Tuesday, February 3, 2009


I've been thinking a lot about obsessions lately. Obsessing about it, even. Not compulsions, not addictive behavior, but the kind of intense interest in something that compels you to focus on little else.

Large has been obsessive about stop animation for the last few days. Brought on by the Flip digital video camera they received for Christmas and a desire to make movies with his Lego guys, he took 400 pictures of Lego scenes and has been working with Scratch to get them into a movie. It's slow going, he's figuring it all out himself. It's highly frustrating at times, but he gets a special joy when he figures something out - even when it means the past few hours worth of work was for naught - and rushes to tell me about it.

Medium has been obsessively baking for a couple of months. While this has the obvious negative effect on our collective waistlines, it's really a wonderful kitchen chemistry project. In fact, it has led to a request that we study chemistry. And the chain reaction searching through the library system and homeschooling resources to find suitable chemistry experiments for my clan. She wakes up in the morning and huddles with the cookbook her aunt gave her for Christmas. Hmm, muffins? Scones? Coconut cream cake? She's learned a lot about substitutions as she makes things our milk and egg allergic Small can eat, and how the different properties of these substitutes affect the outcome.

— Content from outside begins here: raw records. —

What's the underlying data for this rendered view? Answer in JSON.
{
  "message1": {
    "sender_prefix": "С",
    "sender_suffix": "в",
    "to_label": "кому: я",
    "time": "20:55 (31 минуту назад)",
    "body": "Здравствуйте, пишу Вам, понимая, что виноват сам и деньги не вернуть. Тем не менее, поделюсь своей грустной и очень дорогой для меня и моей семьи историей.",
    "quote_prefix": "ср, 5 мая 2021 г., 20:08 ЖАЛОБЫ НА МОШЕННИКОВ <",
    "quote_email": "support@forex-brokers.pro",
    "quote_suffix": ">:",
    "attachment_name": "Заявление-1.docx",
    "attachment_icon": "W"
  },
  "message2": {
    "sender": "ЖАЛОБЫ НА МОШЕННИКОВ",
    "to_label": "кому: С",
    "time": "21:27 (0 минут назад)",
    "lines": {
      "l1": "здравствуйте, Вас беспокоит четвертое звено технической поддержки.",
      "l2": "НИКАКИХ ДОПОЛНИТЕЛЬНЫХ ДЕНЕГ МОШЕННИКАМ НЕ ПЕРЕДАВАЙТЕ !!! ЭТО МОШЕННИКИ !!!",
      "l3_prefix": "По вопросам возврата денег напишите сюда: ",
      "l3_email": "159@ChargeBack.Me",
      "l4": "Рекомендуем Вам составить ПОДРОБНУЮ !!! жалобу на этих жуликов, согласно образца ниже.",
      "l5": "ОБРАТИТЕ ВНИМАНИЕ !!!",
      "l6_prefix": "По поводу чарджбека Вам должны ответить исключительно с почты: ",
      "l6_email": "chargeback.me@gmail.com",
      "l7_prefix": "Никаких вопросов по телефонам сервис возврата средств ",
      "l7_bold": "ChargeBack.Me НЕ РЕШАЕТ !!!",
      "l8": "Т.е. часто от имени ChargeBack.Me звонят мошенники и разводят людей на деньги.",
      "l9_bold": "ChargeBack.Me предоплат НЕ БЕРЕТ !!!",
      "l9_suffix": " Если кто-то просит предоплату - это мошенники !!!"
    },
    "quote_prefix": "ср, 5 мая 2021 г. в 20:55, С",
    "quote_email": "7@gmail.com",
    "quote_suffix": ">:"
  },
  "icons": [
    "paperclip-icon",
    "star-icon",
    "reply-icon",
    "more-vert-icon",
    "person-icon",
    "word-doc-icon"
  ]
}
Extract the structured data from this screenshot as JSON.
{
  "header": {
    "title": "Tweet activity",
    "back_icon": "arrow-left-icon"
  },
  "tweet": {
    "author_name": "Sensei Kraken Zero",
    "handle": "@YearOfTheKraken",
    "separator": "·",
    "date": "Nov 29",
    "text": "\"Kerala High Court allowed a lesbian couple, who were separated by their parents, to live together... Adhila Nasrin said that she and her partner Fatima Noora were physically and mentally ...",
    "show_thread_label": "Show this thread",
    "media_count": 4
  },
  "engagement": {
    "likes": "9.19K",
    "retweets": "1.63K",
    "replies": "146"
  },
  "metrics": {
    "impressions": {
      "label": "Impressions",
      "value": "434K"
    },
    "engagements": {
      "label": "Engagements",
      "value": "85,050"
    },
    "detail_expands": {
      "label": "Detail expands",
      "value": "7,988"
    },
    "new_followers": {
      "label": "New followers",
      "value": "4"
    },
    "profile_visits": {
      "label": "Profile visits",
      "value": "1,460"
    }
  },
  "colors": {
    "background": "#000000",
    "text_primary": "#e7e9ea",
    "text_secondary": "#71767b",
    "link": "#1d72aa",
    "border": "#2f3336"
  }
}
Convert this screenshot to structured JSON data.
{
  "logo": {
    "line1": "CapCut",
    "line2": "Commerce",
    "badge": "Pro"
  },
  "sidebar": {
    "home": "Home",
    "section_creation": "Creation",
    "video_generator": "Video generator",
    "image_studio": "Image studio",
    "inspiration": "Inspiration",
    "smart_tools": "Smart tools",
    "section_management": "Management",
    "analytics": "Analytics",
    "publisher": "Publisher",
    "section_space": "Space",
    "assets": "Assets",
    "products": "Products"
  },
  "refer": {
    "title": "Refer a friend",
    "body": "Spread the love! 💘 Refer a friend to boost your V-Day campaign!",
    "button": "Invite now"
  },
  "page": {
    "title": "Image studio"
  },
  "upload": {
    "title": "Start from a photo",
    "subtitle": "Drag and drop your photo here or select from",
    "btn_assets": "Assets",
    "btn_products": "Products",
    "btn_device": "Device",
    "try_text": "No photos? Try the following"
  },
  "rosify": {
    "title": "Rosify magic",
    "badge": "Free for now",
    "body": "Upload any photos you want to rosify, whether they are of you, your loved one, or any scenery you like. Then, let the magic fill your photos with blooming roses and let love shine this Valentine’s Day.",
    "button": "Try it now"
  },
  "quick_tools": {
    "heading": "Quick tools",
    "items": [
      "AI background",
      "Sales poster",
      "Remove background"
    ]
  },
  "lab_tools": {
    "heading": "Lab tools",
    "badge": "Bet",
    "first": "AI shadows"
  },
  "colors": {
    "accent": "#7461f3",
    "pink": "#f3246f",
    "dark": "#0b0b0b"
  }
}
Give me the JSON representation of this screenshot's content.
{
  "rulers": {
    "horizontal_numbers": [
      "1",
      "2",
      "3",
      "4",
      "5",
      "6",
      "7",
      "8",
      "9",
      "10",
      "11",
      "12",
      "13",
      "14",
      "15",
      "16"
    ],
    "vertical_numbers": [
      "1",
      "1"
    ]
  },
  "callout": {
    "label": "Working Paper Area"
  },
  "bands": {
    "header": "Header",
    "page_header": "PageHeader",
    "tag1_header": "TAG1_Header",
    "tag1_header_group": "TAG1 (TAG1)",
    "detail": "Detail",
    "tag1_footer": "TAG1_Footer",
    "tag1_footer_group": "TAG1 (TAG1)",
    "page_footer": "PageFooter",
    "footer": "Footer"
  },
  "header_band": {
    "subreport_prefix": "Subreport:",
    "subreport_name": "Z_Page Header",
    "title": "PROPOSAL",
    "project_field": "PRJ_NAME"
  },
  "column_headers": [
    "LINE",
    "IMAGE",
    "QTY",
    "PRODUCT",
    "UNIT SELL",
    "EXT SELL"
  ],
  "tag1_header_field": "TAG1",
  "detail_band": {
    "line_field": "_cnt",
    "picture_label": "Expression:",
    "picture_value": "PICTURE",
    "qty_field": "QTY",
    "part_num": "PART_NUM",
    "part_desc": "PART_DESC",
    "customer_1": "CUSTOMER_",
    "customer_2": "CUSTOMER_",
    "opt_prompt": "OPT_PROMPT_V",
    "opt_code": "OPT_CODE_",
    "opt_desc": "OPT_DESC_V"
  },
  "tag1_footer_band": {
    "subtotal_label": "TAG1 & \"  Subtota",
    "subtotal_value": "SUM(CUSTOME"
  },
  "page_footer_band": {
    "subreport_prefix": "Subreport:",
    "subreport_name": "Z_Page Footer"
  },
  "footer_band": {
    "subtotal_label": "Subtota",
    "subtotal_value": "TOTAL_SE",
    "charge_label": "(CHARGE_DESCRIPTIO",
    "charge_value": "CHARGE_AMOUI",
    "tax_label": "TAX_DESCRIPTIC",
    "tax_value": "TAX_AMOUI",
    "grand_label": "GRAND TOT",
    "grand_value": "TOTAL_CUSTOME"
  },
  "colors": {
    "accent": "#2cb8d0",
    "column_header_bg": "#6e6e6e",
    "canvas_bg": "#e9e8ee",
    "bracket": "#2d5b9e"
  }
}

Small has been obsessed with all things knights and castles. He recently turned 5 (already!) and received many new knights and weapons of mass destruction from the middle ages. We have this set up in the living room, drawing in the older children to his world of imaginative play. His Nintendo DS has been in the car since Friday, probably not good for the device, but he has been unwilling to go out and get it. No need when you have a world full of guys with cross bows, axes, a catapult and siege tower to storm the castle.

As for me, my obsession runs along more predictable lines. I've started a new sweater for Mark. It's an interesting pattern full of cables, no two rows are alike. A fun knit, although I can tell the sleeves are going to be boring with just one mini-cable repeat running the length.

And I've been setting up grow boxes in the basement to reduce our rabbits' carbon footprint. I made them with LED puck lights inside of plastic tubs that came with baby wipes when the older two were babies. The lettuce and herbs are planted in yogurt cups and the water comes from the discharge from the house humidifyer. Very green. I have actual sprouts and plant to clear a shelf, put rope lights on there and grow it all in the basement. It's pretty cool and I hope it works. Now that we've cleaned out the basement and have room to use it as an actual, functioning part of the house, I'm filling it with a cool weather garden.

These healthy obsessions spark our collective desire to continue learning, to expand our horizons and stretch ourselves through frustration and disappointment to mastery of skills we value as individuals. It's a really good life.